We collected data using anthropological tools including (1) observing and following up on the ASHA's role on Immunisation days, and escorting the pregnant woman to the healthcare institutions for deliveries; (2) attending training of ASHA and their monthly meetings; and (3) conducting in-depth interviews with ten ASHAs working in different villages. We did fieldwork in Koraput district of Orissa from May 2010 to September 2010.

Results

We found that Auxilary Nurse Midwife (ANM) of respective health sub-centre nominated all ASHAs for recruitment and hence the involvement of the community and village panchayat (elected local governance body) in selections of ASHA was very limited. Hence ASHA looked upon themselves as another cadre of state healthcare services accountable to the medical supervisor in the primary health centre rather than the Panchayat and the community. This certainly hampered the primary role of the ASHAs.

We found that different ASHAs understood their work profile differently. Those ASHAs who also worked in non-government organisations or were a member of the self-help groups set a larger work profile for themselves than others. One common distinctly visible role of all the ASHAs was 'taking care of the pregnant women' which essentially included promoting three pre-natal check-ups and institutional delivery. We observed that the cash incentives have certainly increased the number of institutional deliveries as the ASHAs make all possible efforts to take the pregnant woman to the healthcare institutions for delivery. We also observed that the immunisation coverage has also increased as the Immunisation days were conducted on a regular basis in the village.

We observed that the cash incentives (for all the work done by ASHA) however have several unintended consequences. It diluted the focus on safety associated with institutional delivery. The ASHAs along with other health workers encouraged pregnant women to deliver in the healthcare institution solely on grounds of monetary benefits. ASHAs preferred to work in several villages as they translated it as 'more villages, more cases and more money'.

Other constraints towards institutional delivery including the distance and limited healthcare facilities available in the primary health centres, and no facilities whatsoever at health sub-centres affected ASHA’s role. Community responded to the ASHAs better when they offered a range of services including curative services (e.g. medicines for common ailments like malaria, diarrhoea). ASHA coordination meetings mainly limited to submission of health records than discussing field experiences.

Discussion

Our findings imply that there should be more involvement of community in recruiting and discussing responsibilities of the ASHAs. This will enable ASHAs to effectively act as a bridge between the community and the formal healthcare services.

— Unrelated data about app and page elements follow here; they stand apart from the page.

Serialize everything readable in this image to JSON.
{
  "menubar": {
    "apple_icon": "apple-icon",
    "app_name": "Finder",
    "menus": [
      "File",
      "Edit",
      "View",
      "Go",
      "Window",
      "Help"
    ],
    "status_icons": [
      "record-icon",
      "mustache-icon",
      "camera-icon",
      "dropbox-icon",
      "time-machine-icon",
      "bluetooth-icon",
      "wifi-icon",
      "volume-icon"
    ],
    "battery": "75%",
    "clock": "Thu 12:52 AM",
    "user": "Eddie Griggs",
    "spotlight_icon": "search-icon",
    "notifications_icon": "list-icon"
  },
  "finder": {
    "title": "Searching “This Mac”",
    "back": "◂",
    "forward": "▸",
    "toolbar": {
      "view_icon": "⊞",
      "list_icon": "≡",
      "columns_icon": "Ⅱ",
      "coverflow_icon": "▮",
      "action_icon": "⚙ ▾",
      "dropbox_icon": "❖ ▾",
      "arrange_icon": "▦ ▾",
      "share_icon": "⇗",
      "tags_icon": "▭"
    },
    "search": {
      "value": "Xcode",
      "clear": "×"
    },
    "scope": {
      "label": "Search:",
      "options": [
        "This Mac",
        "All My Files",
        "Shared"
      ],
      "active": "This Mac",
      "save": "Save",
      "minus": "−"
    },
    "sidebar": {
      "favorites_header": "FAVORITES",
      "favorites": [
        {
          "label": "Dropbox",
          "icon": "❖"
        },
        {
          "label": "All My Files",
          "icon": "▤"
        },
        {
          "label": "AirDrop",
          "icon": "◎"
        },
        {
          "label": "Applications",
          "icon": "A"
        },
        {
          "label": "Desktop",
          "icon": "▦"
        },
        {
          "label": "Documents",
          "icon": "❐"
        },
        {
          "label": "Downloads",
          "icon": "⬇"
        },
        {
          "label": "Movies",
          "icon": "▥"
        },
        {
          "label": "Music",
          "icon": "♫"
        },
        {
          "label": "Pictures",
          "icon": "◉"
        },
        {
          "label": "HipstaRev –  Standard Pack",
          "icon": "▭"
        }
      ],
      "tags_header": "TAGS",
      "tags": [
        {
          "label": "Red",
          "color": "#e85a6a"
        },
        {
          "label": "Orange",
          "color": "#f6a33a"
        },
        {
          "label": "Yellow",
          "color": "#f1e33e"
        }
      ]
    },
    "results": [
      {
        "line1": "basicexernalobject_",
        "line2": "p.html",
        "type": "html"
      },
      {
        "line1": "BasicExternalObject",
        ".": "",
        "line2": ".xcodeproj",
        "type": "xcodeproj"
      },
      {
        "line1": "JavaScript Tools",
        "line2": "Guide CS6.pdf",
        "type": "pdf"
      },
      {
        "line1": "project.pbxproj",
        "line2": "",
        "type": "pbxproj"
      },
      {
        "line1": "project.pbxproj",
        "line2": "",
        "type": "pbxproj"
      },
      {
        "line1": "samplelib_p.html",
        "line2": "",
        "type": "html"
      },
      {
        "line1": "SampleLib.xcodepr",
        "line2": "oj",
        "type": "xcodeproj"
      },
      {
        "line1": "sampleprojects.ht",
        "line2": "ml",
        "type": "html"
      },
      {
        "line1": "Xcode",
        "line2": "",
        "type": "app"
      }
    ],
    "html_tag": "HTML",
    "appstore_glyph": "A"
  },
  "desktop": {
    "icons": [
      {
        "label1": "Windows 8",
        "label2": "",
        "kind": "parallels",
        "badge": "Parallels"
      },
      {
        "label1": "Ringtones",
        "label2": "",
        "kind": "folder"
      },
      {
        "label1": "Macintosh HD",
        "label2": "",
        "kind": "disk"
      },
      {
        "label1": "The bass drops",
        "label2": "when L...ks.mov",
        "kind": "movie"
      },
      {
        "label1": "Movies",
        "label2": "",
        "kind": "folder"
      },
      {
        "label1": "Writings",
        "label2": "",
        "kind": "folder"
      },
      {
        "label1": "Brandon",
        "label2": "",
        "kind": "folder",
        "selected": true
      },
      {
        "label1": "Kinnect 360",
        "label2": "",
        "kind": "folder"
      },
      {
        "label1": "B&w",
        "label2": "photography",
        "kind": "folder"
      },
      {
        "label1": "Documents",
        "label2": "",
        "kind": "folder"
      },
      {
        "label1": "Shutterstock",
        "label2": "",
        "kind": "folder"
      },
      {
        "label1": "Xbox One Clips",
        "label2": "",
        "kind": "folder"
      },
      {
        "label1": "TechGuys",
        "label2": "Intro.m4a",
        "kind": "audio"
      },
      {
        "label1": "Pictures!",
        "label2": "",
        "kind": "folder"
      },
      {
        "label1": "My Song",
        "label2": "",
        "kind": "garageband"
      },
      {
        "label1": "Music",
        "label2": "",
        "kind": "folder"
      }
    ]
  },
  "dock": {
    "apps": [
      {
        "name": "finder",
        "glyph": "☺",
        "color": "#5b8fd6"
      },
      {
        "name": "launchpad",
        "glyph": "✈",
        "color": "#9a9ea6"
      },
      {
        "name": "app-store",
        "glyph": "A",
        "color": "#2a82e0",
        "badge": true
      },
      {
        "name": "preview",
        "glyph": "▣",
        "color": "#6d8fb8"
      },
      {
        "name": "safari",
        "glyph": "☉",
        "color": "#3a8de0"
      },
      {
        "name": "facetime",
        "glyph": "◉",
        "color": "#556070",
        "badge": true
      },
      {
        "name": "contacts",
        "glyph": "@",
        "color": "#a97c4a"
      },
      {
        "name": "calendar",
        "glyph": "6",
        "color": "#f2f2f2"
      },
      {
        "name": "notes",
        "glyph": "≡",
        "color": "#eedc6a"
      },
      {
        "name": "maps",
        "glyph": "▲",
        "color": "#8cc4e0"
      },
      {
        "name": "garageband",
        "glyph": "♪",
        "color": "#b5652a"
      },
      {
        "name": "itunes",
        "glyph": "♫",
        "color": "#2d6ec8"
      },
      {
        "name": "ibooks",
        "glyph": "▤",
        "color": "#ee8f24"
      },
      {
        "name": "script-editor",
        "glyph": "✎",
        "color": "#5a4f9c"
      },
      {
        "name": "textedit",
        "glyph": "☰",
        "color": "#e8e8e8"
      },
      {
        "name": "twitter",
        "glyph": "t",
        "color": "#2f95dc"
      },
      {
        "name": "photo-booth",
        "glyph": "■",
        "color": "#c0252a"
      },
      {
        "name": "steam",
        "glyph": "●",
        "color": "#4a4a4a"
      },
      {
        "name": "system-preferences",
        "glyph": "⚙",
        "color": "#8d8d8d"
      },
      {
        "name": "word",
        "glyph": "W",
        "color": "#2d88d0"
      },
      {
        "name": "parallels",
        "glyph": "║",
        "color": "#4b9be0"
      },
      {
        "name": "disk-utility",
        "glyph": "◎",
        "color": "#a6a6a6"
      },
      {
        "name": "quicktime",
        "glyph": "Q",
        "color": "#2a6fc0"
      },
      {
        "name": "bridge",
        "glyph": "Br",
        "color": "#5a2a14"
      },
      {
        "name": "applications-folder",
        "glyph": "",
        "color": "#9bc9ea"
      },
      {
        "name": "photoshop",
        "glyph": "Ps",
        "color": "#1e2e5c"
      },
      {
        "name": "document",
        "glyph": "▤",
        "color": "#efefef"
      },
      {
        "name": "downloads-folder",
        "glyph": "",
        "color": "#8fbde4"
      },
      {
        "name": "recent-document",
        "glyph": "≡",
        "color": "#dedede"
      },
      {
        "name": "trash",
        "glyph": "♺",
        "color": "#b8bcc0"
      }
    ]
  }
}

Strengthening the healthcare institutions, by better equipping health sub-centres and primary health centres for safe childbirth services, can enhance ASHAs’ contribution. This is because referrals from healthcare services to long distance hospitals act as a major deterrent for institutional deliveries. Also there should be more scope for discussion and feedback among the frontline health workers and the supervisory staff.